_Input records_
···
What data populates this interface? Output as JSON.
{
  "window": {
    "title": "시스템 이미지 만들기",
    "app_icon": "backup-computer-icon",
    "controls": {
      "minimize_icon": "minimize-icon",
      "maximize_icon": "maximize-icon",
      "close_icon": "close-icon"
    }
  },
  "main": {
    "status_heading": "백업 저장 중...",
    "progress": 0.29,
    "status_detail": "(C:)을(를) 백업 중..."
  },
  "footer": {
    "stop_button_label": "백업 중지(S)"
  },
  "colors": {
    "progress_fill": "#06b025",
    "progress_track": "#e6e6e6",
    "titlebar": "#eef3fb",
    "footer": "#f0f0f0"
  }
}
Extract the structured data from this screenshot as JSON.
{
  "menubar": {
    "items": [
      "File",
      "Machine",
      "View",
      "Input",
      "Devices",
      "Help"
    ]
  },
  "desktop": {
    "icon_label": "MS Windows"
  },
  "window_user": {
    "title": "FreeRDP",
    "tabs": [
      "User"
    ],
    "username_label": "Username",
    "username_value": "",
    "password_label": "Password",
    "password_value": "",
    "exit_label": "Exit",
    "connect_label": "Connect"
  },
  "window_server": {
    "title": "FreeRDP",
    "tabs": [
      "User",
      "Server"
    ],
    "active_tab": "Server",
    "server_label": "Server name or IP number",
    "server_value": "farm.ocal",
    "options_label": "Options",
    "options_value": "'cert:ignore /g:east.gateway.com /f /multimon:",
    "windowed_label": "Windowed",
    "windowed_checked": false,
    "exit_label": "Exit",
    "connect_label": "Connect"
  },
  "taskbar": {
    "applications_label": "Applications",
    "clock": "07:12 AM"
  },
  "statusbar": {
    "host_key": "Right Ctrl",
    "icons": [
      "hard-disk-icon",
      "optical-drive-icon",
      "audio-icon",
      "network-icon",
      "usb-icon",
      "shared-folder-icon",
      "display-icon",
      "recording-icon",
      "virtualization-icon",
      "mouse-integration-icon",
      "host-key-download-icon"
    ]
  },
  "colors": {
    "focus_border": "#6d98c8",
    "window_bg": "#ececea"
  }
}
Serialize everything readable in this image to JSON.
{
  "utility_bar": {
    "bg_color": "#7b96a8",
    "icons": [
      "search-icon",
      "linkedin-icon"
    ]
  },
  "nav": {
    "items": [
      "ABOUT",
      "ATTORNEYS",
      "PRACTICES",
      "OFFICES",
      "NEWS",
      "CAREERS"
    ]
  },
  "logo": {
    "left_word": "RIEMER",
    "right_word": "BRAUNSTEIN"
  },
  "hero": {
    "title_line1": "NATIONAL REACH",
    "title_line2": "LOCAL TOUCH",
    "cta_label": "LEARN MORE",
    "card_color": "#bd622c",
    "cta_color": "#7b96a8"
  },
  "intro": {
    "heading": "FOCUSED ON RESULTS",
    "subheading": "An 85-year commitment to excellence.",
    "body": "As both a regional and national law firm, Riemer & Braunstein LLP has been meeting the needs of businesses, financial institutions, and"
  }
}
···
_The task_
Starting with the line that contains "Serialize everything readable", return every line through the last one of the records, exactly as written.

_Answer_
Serialize everything readable in this image to JSON.
{
  "utility_bar": {
    "bg_color": "#7b96a8",
    "icons": [
      "search-icon",
      "linkedin-icon"
    ]
  },
  "nav": {
    "items": [
      "ABOUT",
      "ATTORNEYS",
      "PRACTICES",
      "OFFICES",
      "NEWS",
      "CAREERS"
    ]
  },
  "logo": {
    "left_word": "RIEMER",
    "right_word": "BRAUNSTEIN"
  },
  "hero": {
    "title_line1": "NATIONAL REACH",
    "title_line2": "LOCAL TOUCH",
    "cta_label": "LEARN MORE",
    "card_color": "#bd622c",
    "cta_color": "#7b96a8"
  },
  "intro": {
    "heading": "FOCUSED ON RESULTS",
    "subheading": "An 85-year commitment to excellence.",
    "body": "As both a regional and national law firm, Riemer & Braunstein LLP has been meeting the needs of businesses, financial institutions, and"
  }
}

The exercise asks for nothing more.